[Records from a data source]

----

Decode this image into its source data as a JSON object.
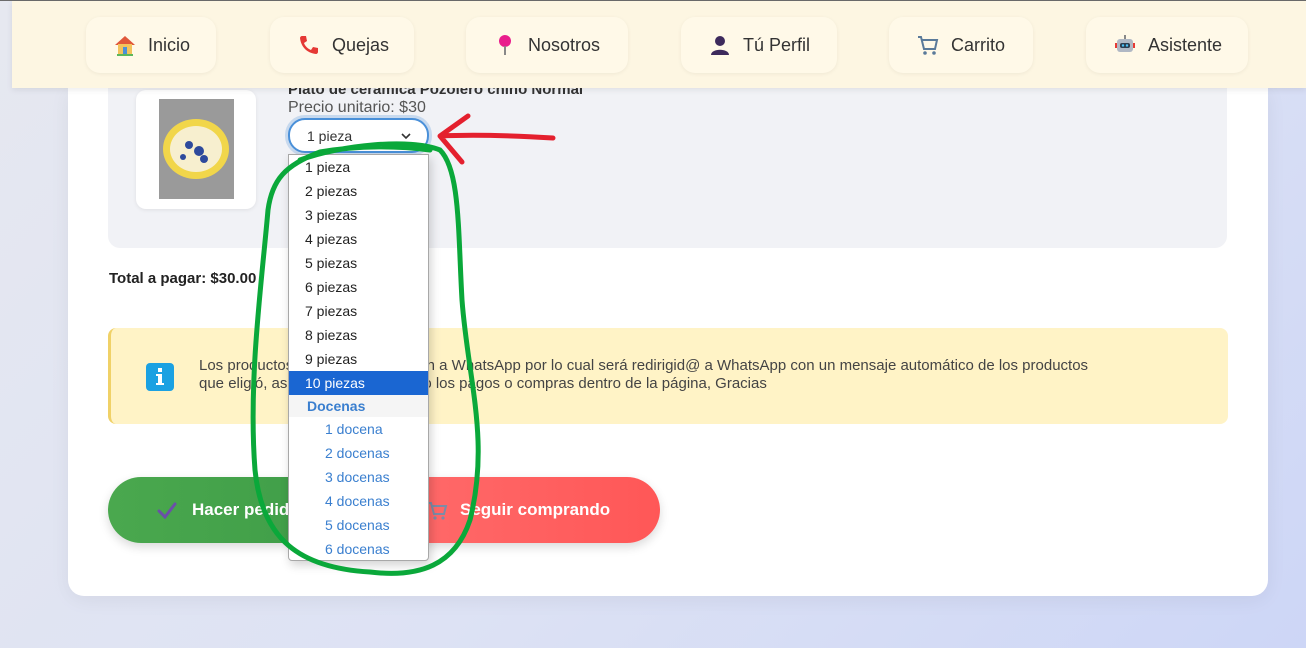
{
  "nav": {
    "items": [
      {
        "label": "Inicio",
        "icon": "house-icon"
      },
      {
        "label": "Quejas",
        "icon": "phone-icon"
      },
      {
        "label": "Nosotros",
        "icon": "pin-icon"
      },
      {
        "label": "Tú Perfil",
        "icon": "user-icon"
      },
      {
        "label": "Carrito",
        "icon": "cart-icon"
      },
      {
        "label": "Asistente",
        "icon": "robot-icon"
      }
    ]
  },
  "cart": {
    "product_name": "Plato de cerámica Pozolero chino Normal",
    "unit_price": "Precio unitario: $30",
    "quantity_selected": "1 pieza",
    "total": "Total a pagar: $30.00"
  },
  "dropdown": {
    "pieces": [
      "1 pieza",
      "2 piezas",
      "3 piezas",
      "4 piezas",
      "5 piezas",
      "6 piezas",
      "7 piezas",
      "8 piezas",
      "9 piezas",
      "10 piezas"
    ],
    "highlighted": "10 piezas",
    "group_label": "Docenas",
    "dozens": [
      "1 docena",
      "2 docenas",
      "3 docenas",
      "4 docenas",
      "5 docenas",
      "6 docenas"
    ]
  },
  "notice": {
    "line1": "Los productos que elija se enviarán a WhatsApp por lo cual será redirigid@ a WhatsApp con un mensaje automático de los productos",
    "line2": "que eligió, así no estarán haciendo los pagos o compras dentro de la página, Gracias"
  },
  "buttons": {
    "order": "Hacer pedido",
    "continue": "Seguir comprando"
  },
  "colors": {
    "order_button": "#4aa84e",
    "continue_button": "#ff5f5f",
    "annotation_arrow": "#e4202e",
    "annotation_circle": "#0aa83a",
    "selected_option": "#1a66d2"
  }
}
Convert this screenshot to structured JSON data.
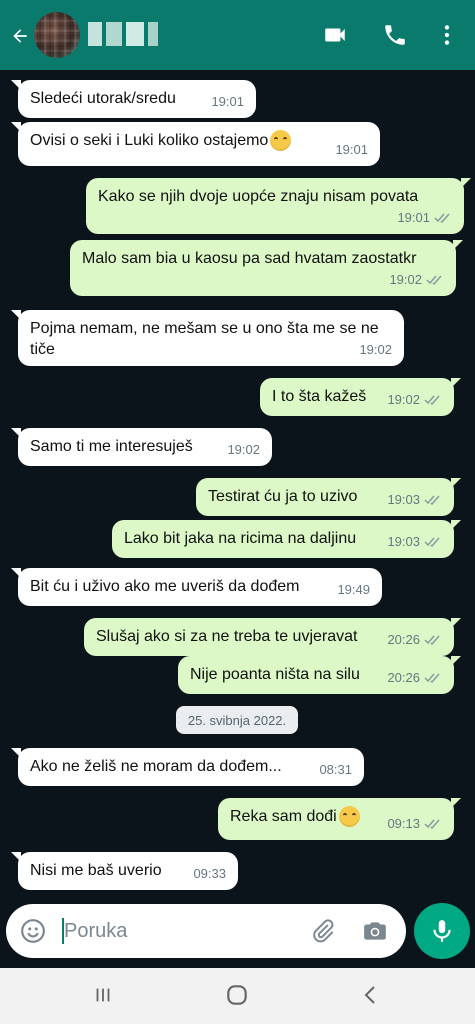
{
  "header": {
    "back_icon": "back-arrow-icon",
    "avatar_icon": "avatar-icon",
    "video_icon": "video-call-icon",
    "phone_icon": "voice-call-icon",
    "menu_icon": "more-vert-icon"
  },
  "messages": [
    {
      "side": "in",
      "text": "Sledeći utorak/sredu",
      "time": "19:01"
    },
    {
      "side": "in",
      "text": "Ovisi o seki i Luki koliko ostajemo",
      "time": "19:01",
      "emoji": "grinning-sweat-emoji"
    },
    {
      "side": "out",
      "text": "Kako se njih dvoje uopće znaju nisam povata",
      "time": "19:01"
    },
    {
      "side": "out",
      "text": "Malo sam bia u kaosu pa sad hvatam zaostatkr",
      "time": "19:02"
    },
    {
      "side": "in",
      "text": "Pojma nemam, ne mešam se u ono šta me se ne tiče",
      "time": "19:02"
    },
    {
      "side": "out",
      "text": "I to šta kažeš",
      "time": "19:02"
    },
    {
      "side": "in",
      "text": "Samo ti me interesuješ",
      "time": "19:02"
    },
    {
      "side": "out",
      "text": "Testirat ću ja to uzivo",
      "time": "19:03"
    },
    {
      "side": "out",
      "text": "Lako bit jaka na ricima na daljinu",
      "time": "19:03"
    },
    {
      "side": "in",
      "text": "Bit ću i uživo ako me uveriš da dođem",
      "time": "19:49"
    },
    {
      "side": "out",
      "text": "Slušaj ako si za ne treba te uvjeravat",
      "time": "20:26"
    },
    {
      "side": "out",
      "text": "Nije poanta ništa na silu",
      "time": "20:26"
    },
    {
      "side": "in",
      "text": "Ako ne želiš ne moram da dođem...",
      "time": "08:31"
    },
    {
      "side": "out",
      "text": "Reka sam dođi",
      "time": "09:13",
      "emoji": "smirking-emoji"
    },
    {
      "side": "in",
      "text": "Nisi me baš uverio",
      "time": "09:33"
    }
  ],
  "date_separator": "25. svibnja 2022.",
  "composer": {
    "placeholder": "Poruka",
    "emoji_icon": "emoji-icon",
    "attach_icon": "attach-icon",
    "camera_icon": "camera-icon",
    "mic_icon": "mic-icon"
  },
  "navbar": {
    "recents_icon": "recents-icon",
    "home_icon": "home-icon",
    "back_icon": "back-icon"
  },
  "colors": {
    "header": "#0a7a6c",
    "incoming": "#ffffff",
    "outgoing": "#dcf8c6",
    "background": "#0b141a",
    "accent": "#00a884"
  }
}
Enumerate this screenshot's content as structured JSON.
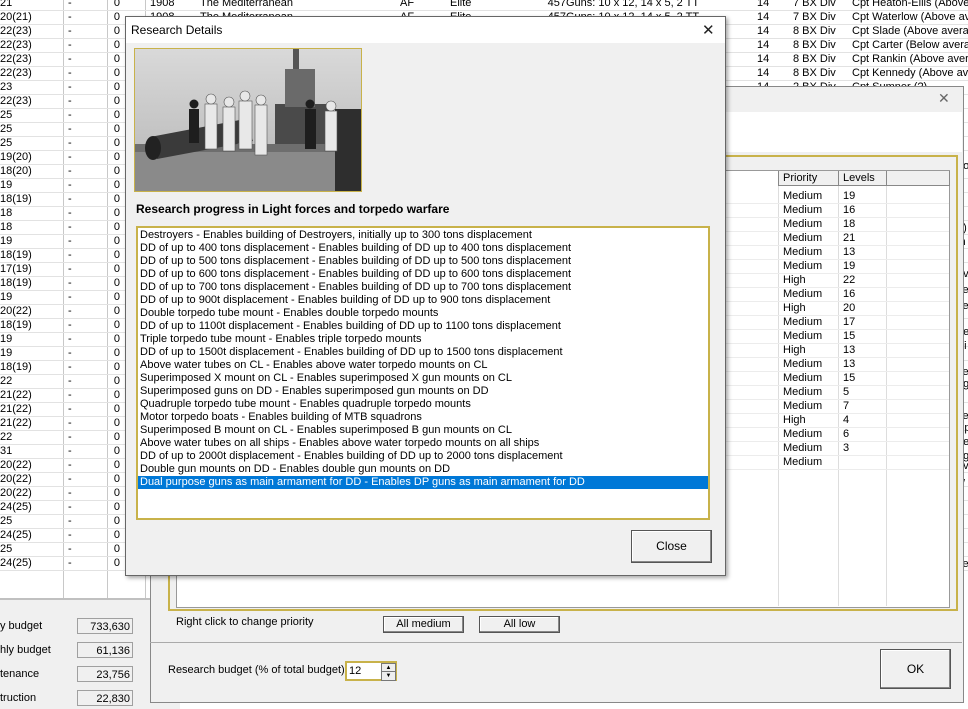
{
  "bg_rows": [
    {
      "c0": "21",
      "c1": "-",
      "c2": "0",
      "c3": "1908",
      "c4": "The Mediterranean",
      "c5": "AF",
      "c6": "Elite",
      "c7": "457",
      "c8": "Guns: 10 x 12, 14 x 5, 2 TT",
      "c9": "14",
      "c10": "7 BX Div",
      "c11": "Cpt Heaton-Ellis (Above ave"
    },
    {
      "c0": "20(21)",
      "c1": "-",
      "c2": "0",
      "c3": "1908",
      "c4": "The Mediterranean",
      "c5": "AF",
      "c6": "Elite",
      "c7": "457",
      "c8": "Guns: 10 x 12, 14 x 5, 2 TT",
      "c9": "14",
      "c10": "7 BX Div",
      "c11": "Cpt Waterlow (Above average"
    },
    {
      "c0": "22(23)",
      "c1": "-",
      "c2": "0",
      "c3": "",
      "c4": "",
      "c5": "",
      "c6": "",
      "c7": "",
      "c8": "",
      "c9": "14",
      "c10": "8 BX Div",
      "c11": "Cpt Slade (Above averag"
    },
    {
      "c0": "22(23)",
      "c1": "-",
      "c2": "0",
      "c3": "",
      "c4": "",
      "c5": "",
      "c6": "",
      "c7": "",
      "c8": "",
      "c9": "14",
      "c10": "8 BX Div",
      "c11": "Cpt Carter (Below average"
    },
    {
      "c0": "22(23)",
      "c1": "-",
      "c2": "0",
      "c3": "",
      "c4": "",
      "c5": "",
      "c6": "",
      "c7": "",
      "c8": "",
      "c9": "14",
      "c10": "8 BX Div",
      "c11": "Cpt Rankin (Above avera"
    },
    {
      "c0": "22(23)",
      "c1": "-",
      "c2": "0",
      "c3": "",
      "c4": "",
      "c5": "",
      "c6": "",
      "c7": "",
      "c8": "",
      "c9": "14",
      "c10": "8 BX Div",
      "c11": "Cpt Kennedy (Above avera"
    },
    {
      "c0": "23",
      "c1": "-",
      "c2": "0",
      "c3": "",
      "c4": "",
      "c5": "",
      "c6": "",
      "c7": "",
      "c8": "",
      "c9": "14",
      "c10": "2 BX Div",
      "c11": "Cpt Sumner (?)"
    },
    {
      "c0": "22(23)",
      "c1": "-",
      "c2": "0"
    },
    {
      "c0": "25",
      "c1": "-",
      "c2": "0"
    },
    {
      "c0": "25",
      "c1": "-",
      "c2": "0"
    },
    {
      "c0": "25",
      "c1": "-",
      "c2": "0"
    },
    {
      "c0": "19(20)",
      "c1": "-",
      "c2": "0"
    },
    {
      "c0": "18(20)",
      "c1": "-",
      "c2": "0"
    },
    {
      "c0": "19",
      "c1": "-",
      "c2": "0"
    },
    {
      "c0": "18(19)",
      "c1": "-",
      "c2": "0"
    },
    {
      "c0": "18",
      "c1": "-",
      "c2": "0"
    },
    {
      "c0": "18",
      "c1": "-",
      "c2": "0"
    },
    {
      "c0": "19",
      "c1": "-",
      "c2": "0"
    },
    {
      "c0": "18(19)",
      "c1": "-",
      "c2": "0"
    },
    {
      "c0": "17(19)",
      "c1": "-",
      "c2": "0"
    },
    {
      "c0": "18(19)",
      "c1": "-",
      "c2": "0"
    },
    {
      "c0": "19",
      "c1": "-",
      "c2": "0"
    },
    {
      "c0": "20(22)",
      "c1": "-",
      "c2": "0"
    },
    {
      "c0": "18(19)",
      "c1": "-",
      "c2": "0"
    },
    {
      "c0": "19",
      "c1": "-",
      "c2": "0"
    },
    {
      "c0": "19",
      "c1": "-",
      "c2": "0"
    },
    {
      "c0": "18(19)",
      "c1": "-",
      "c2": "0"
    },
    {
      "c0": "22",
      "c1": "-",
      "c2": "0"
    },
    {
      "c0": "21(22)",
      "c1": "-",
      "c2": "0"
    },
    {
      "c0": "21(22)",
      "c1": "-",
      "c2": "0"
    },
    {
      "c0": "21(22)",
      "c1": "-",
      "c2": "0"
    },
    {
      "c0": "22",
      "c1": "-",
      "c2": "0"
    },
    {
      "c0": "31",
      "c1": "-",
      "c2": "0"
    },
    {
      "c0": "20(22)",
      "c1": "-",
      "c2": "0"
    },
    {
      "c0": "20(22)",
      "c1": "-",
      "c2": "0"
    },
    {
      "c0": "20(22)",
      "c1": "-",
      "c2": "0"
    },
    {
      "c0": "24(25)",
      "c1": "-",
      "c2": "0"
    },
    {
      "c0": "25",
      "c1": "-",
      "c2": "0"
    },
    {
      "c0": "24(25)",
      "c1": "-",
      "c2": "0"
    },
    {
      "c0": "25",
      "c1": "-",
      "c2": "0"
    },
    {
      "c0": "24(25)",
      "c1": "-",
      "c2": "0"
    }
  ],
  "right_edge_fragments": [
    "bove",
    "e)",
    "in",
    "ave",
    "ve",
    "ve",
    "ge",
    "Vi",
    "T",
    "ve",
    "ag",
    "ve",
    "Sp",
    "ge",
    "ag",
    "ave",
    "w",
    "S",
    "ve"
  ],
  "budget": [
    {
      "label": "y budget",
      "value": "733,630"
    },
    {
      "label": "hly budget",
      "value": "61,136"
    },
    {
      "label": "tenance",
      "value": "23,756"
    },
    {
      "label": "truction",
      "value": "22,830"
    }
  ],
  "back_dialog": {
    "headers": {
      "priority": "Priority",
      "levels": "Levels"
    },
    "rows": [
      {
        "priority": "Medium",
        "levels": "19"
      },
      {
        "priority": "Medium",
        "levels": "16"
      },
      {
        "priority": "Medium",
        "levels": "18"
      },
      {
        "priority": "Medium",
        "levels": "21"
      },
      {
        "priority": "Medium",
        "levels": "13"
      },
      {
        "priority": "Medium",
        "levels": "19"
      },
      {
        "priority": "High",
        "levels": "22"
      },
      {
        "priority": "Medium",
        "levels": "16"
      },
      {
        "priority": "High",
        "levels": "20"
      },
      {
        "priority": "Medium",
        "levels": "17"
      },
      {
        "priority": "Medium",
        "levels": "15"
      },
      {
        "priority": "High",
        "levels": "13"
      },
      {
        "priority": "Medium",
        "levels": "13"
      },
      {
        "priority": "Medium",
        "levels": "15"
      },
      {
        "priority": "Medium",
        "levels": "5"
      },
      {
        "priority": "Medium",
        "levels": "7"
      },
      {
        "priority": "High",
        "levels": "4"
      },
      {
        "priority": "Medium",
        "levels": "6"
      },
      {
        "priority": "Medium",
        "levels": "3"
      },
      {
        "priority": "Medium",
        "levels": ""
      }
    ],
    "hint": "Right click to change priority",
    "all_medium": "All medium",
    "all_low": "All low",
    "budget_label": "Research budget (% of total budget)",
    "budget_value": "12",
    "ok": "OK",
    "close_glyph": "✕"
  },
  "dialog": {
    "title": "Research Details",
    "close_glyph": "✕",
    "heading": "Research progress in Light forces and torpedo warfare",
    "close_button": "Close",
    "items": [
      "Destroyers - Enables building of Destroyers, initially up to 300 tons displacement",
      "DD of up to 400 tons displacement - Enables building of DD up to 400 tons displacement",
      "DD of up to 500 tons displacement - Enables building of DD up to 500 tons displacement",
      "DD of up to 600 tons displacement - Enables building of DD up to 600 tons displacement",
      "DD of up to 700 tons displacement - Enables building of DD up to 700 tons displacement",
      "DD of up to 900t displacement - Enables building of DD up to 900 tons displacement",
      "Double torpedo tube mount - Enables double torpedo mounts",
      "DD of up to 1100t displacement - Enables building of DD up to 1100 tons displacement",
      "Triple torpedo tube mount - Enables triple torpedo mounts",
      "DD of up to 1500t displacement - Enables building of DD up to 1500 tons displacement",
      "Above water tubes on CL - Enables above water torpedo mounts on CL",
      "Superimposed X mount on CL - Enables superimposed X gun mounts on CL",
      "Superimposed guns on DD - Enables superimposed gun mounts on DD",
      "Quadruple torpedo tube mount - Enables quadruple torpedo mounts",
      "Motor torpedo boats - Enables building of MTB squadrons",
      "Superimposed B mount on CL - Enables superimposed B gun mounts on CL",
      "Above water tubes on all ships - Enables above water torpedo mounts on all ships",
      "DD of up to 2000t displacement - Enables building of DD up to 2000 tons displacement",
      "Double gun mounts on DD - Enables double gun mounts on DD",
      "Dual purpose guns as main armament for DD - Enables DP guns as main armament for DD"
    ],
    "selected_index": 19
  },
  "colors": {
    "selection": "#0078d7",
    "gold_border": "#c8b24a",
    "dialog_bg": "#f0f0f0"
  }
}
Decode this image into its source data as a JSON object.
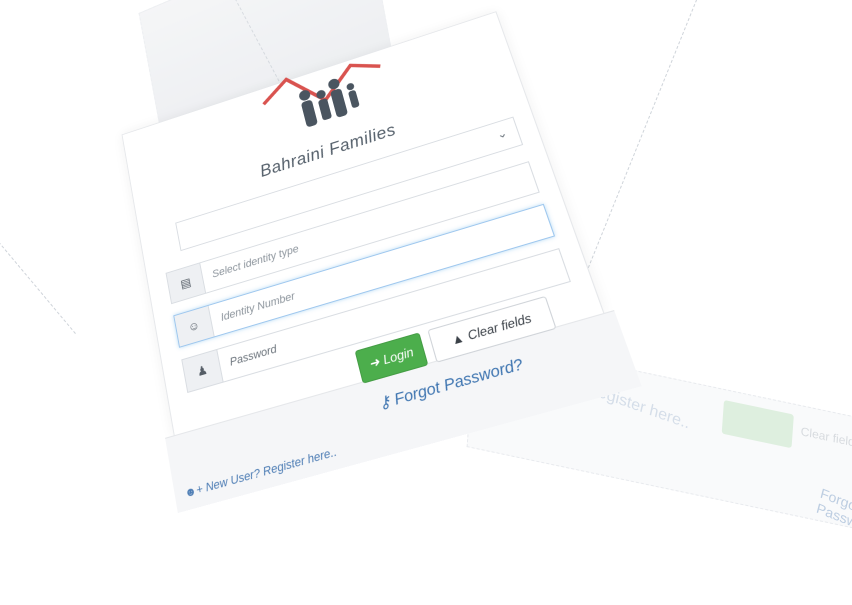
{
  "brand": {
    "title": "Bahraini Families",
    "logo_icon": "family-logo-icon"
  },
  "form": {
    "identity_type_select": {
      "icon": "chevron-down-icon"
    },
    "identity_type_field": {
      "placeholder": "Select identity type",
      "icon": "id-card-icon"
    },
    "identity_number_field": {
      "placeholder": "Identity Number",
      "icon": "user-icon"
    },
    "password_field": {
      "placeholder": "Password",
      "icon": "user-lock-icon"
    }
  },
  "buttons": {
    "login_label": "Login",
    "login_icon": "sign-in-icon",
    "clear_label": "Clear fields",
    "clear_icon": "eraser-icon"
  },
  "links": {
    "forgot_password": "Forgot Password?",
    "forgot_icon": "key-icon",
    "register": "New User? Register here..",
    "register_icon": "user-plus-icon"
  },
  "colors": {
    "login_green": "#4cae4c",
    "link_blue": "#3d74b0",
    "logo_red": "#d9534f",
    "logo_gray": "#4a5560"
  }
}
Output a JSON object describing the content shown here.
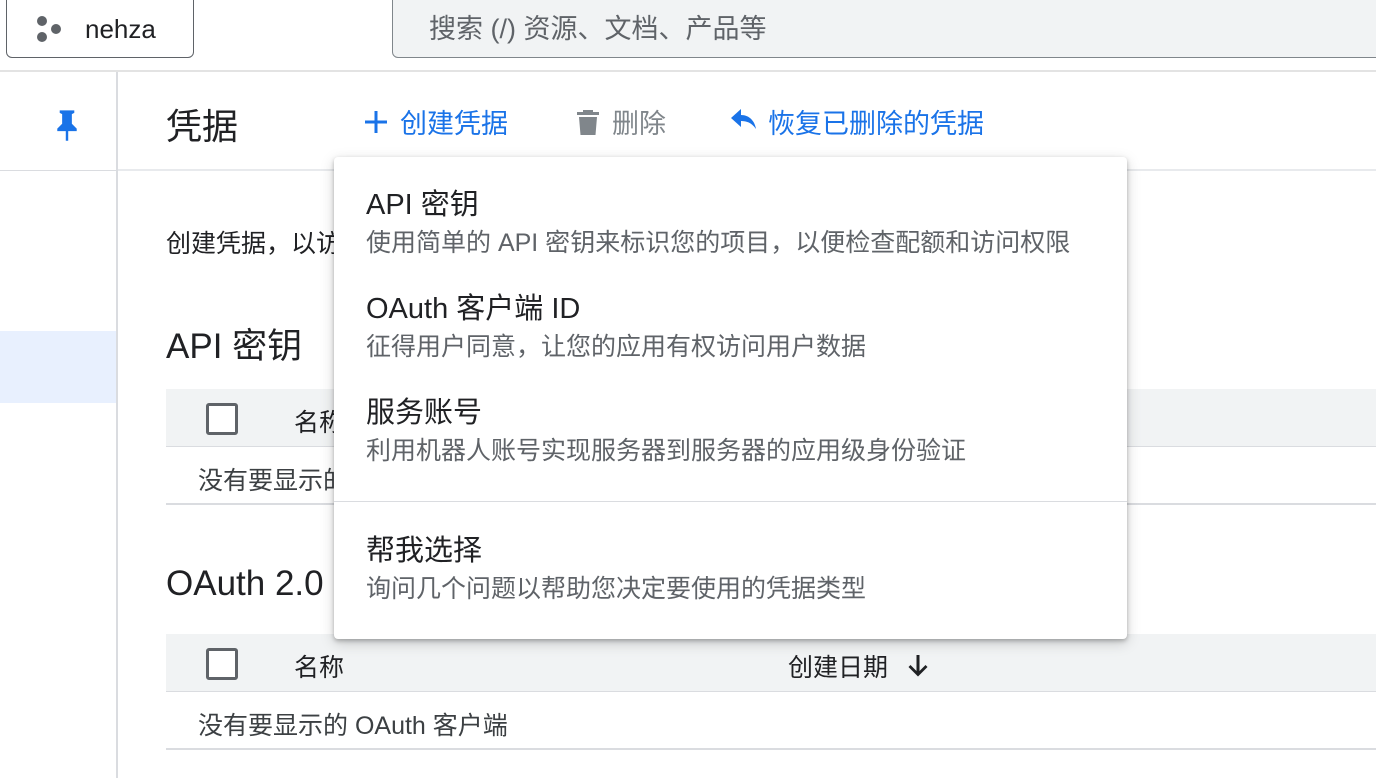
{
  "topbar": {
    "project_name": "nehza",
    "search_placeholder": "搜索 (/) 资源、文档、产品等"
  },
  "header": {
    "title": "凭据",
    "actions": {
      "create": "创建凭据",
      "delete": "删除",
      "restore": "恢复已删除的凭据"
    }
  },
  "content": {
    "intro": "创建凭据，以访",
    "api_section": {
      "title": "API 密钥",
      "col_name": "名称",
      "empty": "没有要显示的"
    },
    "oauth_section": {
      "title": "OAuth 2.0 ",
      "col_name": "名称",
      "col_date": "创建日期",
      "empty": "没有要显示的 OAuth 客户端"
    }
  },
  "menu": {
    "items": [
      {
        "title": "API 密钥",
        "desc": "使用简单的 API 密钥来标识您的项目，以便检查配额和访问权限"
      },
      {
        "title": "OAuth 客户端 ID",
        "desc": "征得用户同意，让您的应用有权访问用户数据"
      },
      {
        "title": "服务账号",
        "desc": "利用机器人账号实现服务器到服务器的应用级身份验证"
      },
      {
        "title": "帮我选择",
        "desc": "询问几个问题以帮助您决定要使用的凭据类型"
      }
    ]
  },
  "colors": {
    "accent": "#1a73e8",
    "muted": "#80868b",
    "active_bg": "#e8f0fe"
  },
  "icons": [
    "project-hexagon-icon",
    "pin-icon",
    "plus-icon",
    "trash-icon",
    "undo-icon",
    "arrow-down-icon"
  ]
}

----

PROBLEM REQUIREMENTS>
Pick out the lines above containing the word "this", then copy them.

RESPONSE AREA>
Decode this image into its source data as a JSON object.
Convert this screenshot to structured JSON data.
Enumerate this screenshot's content as structured JSON.
Decode this image into its source data as a JSON object.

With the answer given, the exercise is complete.